**What you should do**
Keeping every character intact, repeat the whole listing.
[[ Working data, beginning ]]
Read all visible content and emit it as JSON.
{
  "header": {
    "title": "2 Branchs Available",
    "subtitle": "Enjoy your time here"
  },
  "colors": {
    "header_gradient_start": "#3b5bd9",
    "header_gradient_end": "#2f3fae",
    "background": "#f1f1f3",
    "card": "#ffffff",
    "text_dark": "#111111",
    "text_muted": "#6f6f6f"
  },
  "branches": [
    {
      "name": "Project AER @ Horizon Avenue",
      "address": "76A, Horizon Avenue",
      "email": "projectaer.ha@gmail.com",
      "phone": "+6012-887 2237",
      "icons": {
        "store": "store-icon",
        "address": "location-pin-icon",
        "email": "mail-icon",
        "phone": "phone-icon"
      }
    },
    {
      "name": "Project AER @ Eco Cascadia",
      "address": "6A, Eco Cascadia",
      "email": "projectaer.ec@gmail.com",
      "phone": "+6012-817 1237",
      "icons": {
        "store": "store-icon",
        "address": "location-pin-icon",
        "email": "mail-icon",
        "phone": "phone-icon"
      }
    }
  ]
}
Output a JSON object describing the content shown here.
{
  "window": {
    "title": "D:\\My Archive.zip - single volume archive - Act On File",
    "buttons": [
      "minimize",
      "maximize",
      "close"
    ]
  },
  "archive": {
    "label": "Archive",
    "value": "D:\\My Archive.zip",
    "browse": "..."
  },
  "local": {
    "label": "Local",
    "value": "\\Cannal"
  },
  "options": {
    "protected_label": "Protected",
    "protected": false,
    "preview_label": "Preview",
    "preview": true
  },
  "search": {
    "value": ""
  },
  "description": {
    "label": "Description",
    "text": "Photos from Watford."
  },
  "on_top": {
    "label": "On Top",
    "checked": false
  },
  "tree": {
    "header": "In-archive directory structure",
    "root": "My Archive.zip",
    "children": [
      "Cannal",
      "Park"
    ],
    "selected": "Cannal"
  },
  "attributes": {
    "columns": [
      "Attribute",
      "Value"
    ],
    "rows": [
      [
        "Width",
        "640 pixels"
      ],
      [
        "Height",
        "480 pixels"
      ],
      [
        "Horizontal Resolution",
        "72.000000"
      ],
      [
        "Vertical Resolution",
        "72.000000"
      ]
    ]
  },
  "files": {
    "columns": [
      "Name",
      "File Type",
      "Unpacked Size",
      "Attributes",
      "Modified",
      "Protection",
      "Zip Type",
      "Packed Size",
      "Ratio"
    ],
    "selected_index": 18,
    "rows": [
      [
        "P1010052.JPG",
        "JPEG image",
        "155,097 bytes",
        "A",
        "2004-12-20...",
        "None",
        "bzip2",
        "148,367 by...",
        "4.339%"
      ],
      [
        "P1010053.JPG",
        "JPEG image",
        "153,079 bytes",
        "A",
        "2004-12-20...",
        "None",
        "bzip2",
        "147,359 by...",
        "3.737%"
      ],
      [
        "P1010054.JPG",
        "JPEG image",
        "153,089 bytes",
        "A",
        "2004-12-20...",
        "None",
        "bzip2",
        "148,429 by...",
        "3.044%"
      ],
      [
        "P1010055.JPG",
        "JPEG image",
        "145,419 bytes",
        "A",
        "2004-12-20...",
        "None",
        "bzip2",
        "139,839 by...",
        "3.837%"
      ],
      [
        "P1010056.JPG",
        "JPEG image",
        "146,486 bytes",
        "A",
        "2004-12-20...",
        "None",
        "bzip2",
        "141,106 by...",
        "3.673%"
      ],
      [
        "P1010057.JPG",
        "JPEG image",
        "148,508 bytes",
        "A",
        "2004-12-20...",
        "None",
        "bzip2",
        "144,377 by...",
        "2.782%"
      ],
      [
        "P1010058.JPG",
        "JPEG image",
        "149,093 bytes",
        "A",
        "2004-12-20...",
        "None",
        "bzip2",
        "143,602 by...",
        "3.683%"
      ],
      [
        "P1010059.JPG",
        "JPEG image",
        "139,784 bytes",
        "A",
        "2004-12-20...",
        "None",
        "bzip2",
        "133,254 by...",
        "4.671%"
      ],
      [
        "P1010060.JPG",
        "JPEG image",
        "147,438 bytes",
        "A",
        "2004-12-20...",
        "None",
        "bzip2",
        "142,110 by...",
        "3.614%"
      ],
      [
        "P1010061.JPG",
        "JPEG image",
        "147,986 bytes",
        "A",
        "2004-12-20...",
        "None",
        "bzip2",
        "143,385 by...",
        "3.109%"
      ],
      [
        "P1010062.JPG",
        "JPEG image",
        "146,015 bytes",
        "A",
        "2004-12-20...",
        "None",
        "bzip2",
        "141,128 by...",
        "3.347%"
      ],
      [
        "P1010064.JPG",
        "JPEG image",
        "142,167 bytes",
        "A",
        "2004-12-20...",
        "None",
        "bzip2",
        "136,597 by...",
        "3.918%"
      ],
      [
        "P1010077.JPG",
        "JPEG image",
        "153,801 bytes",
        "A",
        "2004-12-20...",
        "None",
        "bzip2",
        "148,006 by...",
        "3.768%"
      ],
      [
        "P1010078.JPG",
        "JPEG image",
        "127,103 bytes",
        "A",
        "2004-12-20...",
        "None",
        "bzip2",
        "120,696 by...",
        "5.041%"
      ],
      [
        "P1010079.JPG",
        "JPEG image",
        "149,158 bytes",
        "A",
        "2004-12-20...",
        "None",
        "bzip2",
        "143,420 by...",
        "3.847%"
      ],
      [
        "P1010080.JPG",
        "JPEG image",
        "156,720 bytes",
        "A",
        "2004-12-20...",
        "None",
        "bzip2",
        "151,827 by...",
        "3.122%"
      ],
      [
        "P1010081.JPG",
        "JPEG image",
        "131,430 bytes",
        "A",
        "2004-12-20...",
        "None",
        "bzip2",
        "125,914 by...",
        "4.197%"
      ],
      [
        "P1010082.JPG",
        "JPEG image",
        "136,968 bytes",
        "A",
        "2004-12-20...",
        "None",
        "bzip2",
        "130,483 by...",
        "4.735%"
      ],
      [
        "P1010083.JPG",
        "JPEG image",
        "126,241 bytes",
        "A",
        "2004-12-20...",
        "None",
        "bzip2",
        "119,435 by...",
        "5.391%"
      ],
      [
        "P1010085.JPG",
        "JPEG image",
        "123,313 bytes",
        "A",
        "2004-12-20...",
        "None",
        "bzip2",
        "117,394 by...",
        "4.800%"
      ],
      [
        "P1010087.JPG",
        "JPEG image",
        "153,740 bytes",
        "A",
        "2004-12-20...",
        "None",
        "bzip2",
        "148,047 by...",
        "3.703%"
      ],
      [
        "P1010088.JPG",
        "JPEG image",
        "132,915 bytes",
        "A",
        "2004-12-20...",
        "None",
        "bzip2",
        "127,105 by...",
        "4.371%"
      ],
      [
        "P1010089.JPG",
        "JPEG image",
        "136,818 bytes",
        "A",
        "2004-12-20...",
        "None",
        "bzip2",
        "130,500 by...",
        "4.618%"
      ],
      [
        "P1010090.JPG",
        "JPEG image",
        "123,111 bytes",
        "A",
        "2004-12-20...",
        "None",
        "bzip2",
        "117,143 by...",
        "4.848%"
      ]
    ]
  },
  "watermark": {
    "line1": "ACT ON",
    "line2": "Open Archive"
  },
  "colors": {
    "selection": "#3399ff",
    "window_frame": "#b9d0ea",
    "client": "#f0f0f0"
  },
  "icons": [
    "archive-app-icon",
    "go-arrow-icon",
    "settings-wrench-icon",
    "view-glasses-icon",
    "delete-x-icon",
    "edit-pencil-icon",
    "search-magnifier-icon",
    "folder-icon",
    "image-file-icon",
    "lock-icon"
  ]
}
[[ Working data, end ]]
**Result of the task**
Read all visible content and emit it as JSON.
{
  "header": {
    "title": "2 Branchs Available",
    "subtitle": "Enjoy your time here"
  },
  "colors": {
    "header_gradient_start": "#3b5bd9",
    "header_gradient_end": "#2f3fae",
    "background": "#f1f1f3",
    "card": "#ffffff",
    "text_dark": "#111111",
    "text_muted": "#6f6f6f"
  },
  "branches": [
    {
      "name": "Project AER @ Horizon Avenue",
      "address": "76A, Horizon Avenue",
      "email": "projectaer.ha@gmail.com",
      "phone": "+6012-887 2237",
      "icons": {
        "store": "store-icon",
        "address": "location-pin-icon",
        "email": "mail-icon",
        "phone": "phone-icon"
      }
    },
    {
      "name": "Project AER @ Eco Cascadia",
      "address": "6A, Eco Cascadia",
      "email": "projectaer.ec@gmail.com",
      "phone": "+6012-817 1237",
      "icons": {
        "store": "store-icon",
        "address": "location-pin-icon",
        "email": "mail-icon",
        "phone": "phone-icon"
      }
    }
  ]
}
Output a JSON object describing the content shown here.
{
  "window": {
    "title": "D:\\My Archive.zip - single volume archive - Act On File",
    "buttons": [
      "minimize",
      "maximize",
      "close"
    ]
  },
  "archive": {
    "label": "Archive",
    "value": "D:\\My Archive.zip",
    "browse": "..."
  },
  "local": {
    "label": "Local",
    "value": "\\Cannal"
  },
  "options": {
    "protected_label": "Protected",
    "protected": false,
    "preview_label": "Preview",
    "preview": true
  },
  "search": {
    "value": ""
  },
  "description": {
    "label": "Description",
    "text": "Photos from Watford."
  },
  "on_top": {
    "label": "On Top",
    "checked": false
  },
  "tree": {
    "header": "In-archive directory structure",
    "root": "My Archive.zip",
    "children": [
      "Cannal",
      "Park"
    ],
    "selected": "Cannal"
  },
  "attributes": {
    "columns": [
      "Attribute",
      "Value"
    ],
    "rows": [
      [
        "Width",
        "640 pixels"
      ],
      [
        "Height",
        "480 pixels"
      ],
      [
        "Horizontal Resolution",
        "72.000000"
      ],
      [
        "Vertical Resolution",
        "72.000000"
      ]
    ]
  },
  "files": {
    "columns": [
      "Name",
      "File Type",
      "Unpacked Size",
      "Attributes",
      "Modified",
      "Protection",
      "Zip Type",
      "Packed Size",
      "Ratio"
    ],
    "selected_index": 18,
    "rows": [
      [
        "P1010052.JPG",
        "JPEG image",
        "155,097 bytes",
        "A",
        "2004-12-20...",
        "None",
        "bzip2",
        "148,367 by...",
        "4.339%"
      ],
      [
        "P1010053.JPG",
        "JPEG image",
        "153,079 bytes",
        "A",
        "2004-12-20...",
        "None",
        "bzip2",
        "147,359 by...",
        "3.737%"
      ],
      [
        "P1010054.JPG",
        "JPEG image",
        "153,089 bytes",
        "A",
        "2004-12-20...",
        "None",
        "bzip2",
        "148,429 by...",
        "3.044%"
      ],
      [
        "P1010055.JPG",
        "JPEG image",
        "145,419 bytes",
        "A",
        "2004-12-20...",
        "None",
        "bzip2",
        "139,839 by...",
        "3.837%"
      ],
      [
        "P1010056.JPG",
        "JPEG image",
        "146,486 bytes",
        "A",
        "2004-12-20...",
        "None",
        "bzip2",
        "141,106 by...",
        "3.673%"
      ],
      [
        "P1010057.JPG",
        "JPEG image",
        "148,508 bytes",
        "A",
        "2004-12-20...",
        "None",
        "bzip2",
        "144,377 by...",
        "2.782%"
      ],
      [
        "P1010058.JPG",
        "JPEG image",
        "149,093 bytes",
        "A",
        "2004-12-20...",
        "None",
        "bzip2",
        "143,602 by...",
        "3.683%"
      ],
      [
        "P1010059.JPG",
        "JPEG image",
        "139,784 bytes",
        "A",
        "2004-12-20...",
        "None",
        "bzip2",
        "133,254 by...",
        "4.671%"
      ],
      [
        "P1010060.JPG",
        "JPEG image",
        "147,438 bytes",
        "A",
        "2004-12-20...",
        "None",
        "bzip2",
        "142,110 by...",
        "3.614%"
      ],
      [
        "P1010061.JPG",
        "JPEG image",
        "147,986 bytes",
        "A",
        "2004-12-20...",
        "None",
        "bzip2",
        "143,385 by...",
        "3.109%"
      ],
      [
        "P1010062.JPG",
        "JPEG image",
        "146,015 bytes",
        "A",
        "2004-12-20...",
        "None",
        "bzip2",
        "141,128 by...",
        "3.347%"
      ],
      [
        "P1010064.JPG",
        "JPEG image",
        "142,167 bytes",
        "A",
        "2004-12-20...",
        "None",
        "bzip2",
        "136,597 by...",
        "3.918%"
      ],
      [
        "P1010077.JPG",
        "JPEG image",
        "153,801 bytes",
        "A",
        "2004-12-20...",
        "None",
        "bzip2",
        "148,006 by...",
        "3.768%"
      ],
      [
        "P1010078.JPG",
        "JPEG image",
        "127,103 bytes",
        "A",
        "2004-12-20...",
        "None",
        "bzip2",
        "120,696 by...",
        "5.041%"
      ],
      [
        "P1010079.JPG",
        "JPEG image",
        "149,158 bytes",
        "A",
        "2004-12-20...",
        "None",
        "bzip2",
        "143,420 by...",
        "3.847%"
      ],
      [
        "P1010080.JPG",
        "JPEG image",
        "156,720 bytes",
        "A",
        "2004-12-20...",
        "None",
        "bzip2",
        "151,827 by...",
        "3.122%"
      ],
      [
        "P1010081.JPG",
        "JPEG image",
        "131,430 bytes",
        "A",
        "2004-12-20...",
        "None",
        "bzip2",
        "125,914 by...",
        "4.197%"
      ],
      [
        "P1010082.JPG",
        "JPEG image",
        "136,968 bytes",
        "A",
        "2004-12-20...",
        "None",
        "bzip2",
        "130,483 by...",
        "4.735%"
      ],
      [
        "P1010083.JPG",
        "JPEG image",
        "126,241 bytes",
        "A",
        "2004-12-20...",
        "None",
        "bzip2",
        "119,435 by...",
        "5.391%"
      ],
      [
        "P1010085.JPG",
        "JPEG image",
        "123,313 bytes",
        "A",
        "2004-12-20...",
        "None",
        "bzip2",
        "117,394 by...",
        "4.800%"
      ],
      [
        "P1010087.JPG",
        "JPEG image",
        "153,740 bytes",
        "A",
        "2004-12-20...",
        "None",
        "bzip2",
        "148,047 by...",
        "3.703%"
      ],
      [
        "P1010088.JPG",
        "JPEG image",
        "132,915 bytes",
        "A",
        "2004-12-20...",
        "None",
        "bzip2",
        "127,105 by...",
        "4.371%"
      ],
      [
        "P1010089.JPG",
        "JPEG image",
        "136,818 bytes",
        "A",
        "2004-12-20...",
        "None",
        "bzip2",
        "130,500 by...",
        "4.618%"
      ],
      [
        "P1010090.JPG",
        "JPEG image",
        "123,111 bytes",
        "A",
        "2004-12-20...",
        "None",
        "bzip2",
        "117,143 by...",
        "4.848%"
      ]
    ]
  },
  "watermark": {
    "line1": "ACT ON",
    "line2": "Open Archive"
  },
  "colors": {
    "selection": "#3399ff",
    "window_frame": "#b9d0ea",
    "client": "#f0f0f0"
  },
  "icons": [
    "archive-app-icon",
    "go-arrow-icon",
    "settings-wrench-icon",
    "view-glasses-icon",
    "delete-x-icon",
    "edit-pencil-icon",
    "search-magnifier-icon",
    "folder-icon",
    "image-file-icon",
    "lock-icon"
  ]
}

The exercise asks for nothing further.